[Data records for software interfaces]
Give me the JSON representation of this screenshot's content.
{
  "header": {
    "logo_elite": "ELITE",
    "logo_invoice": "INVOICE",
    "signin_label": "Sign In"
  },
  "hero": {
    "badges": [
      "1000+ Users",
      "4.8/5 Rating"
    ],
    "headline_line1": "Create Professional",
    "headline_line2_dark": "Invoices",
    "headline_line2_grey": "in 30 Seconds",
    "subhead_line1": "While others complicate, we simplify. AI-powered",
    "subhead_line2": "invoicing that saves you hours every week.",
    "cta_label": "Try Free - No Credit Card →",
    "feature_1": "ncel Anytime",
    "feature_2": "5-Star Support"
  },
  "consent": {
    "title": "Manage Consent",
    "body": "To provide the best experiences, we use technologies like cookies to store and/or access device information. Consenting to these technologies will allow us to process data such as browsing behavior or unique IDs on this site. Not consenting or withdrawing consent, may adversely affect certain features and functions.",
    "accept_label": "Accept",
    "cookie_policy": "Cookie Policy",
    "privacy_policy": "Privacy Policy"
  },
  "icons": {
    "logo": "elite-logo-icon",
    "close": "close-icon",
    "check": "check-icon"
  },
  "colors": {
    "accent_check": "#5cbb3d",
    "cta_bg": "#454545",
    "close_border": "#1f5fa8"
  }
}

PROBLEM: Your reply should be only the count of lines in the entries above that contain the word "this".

SOLVED EXERCISE: 2